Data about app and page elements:

-- Opening Marker --

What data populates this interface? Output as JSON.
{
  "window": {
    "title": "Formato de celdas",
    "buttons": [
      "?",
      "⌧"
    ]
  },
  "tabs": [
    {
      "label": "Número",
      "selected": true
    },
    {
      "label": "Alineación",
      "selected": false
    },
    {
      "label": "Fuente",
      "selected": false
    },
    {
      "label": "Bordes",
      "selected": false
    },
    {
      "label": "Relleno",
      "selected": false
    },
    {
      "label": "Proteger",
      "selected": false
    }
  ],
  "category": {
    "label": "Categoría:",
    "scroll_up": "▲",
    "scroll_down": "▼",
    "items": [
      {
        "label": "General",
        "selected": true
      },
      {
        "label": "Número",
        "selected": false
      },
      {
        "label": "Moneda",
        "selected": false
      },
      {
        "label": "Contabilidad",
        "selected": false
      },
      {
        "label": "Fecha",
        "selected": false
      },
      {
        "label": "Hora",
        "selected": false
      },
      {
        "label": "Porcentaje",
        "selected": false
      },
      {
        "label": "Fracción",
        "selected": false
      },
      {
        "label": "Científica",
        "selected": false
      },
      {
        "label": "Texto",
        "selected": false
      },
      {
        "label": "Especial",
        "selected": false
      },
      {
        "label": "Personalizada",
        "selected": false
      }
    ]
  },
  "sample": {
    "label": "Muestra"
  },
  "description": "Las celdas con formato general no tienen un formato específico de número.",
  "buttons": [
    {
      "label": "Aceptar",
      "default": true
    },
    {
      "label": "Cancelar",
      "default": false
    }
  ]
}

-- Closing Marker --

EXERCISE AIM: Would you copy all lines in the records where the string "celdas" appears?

EXERCISE SOLUTION:
    "title": "Formato de celdas",
  "description": "Las celdas con formato general no tienen un formato específico de número.",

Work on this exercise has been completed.